(int′ĕr-lok″)
In biomedical engineering and computer science, a forcing function that prevents a user from undertaking certain actions while other potentially redundant or conflicting services are being used.
References in periodicals archive ?
We take our responsibility to safeguard ignition interlock customers and the public seriously, Johnson said.
Many court systems or state motor vehicle departments simply lack the resources necessary to enforce the use of interlock systems consistently.
However, launch of inbuilt ignition interlock systems by OEMs such as Volvo, or introduction of newer technologies - such as Sober Steering Company's sensor technology which allows driver to confirm sobriety by placing a hand on a sensor pad attached to the dashboard or steering wheel - could pose a major threat for growth of the overall ignition interlock devices market.
In order to be able to create common automation infrastructures, mechanical interlocks should be connected to the DCS and SIS.
Although the fuel-cell sensor is an established technology, vehicle interlock systems continue to grow more effective and efficient through the integration of other emerging technologies.
HB 2117 would change the law so that those offenders would need to install an interlock device for the required period of time, regardless of when they reinstate their license.
Given this, the aggregate product or cultural consequences may or may not affect individual behavior, but it determines how the behavioral contingencies of the participants interlock (Glenn, 2004).

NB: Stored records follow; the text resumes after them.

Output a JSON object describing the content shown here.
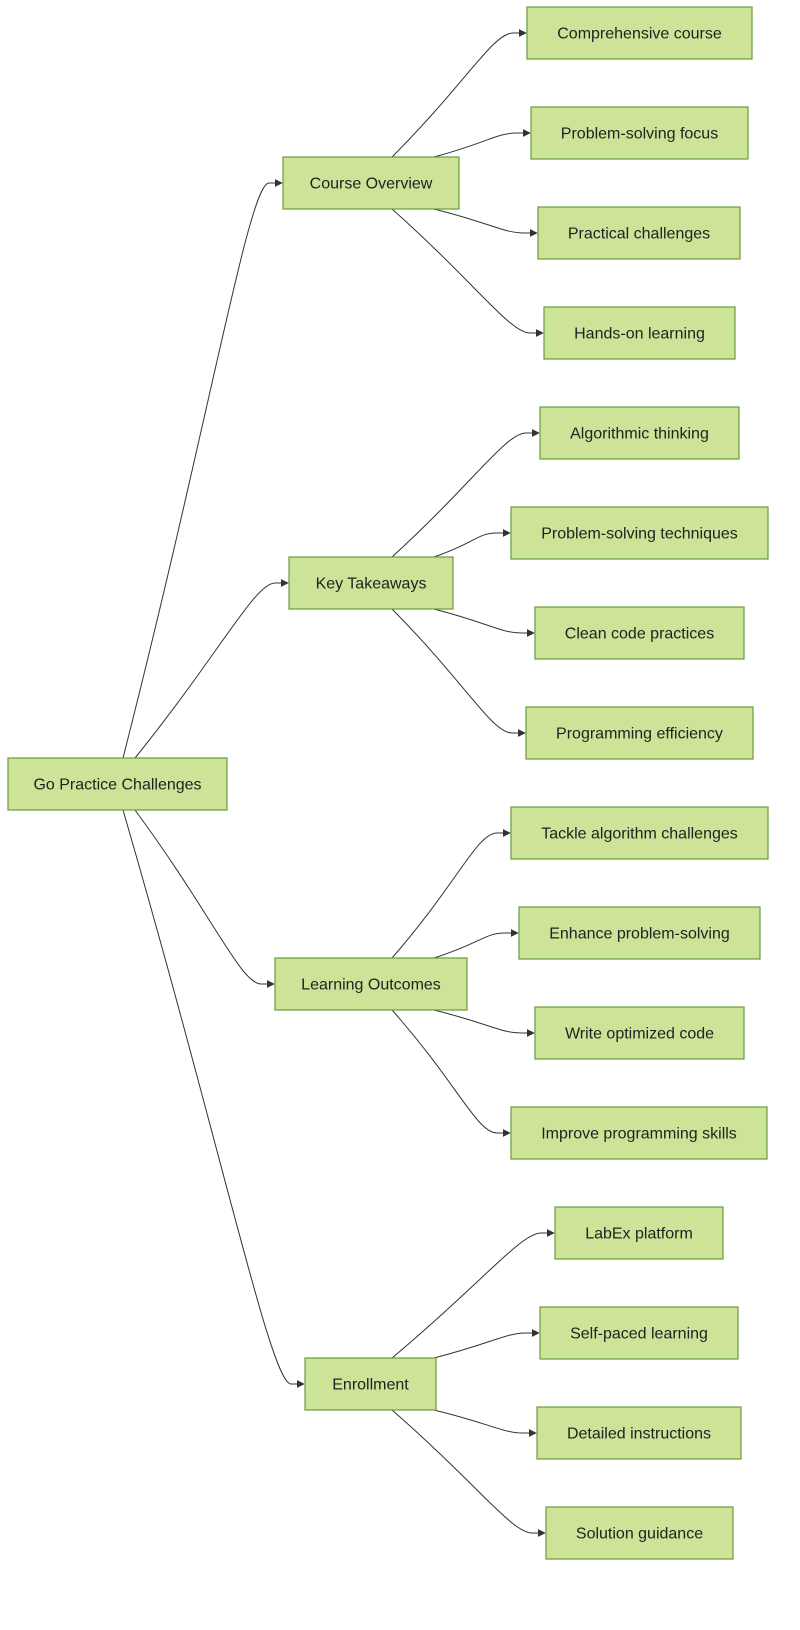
{
  "diagram": {
    "type": "mindmap-flowchart",
    "direction": "left-to-right",
    "colors": {
      "node_fill": "#cde498",
      "node_border": "#6b9a3f",
      "edge": "#333333",
      "text": "#222222",
      "background": "#ffffff"
    },
    "root": {
      "id": "root",
      "label": "Go Practice Challenges"
    },
    "branches": [
      {
        "id": "course-overview",
        "label": "Course Overview",
        "children": [
          {
            "id": "comprehensive-course",
            "label": "Comprehensive course"
          },
          {
            "id": "problem-solving-focus",
            "label": "Problem-solving focus"
          },
          {
            "id": "practical-challenges",
            "label": "Practical challenges"
          },
          {
            "id": "hands-on-learning",
            "label": "Hands-on learning"
          }
        ]
      },
      {
        "id": "key-takeaways",
        "label": "Key Takeaways",
        "children": [
          {
            "id": "algorithmic-thinking",
            "label": "Algorithmic thinking"
          },
          {
            "id": "problem-solving-techniques",
            "label": "Problem-solving techniques"
          },
          {
            "id": "clean-code-practices",
            "label": "Clean code practices"
          },
          {
            "id": "programming-efficiency",
            "label": "Programming efficiency"
          }
        ]
      },
      {
        "id": "learning-outcomes",
        "label": "Learning Outcomes",
        "children": [
          {
            "id": "tackle-algorithm-challenges",
            "label": "Tackle algorithm challenges"
          },
          {
            "id": "enhance-problem-solving",
            "label": "Enhance problem-solving"
          },
          {
            "id": "write-optimized-code",
            "label": "Write optimized code"
          },
          {
            "id": "improve-programming-skills",
            "label": "Improve programming skills"
          }
        ]
      },
      {
        "id": "enrollment",
        "label": "Enrollment",
        "children": [
          {
            "id": "labex-platform",
            "label": "LabEx platform"
          },
          {
            "id": "self-paced-learning",
            "label": "Self-paced learning"
          },
          {
            "id": "detailed-instructions",
            "label": "Detailed instructions"
          },
          {
            "id": "solution-guidance",
            "label": "Solution guidance"
          }
        ]
      }
    ]
  }
}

Because we wish to compare the impact of interlocked boards as defined above to noninterlocked boards, we eliminate 330 firm-years involving other types of interlock (e.
The Sleeping Dog's "wake up or die" response to interlock legislation is one that an increasing number of restaurants and bars may have to consider as such legislation sweeps the country.
These phrases/sentences are made of 2 or more short word ladders which interlock," Susan writes.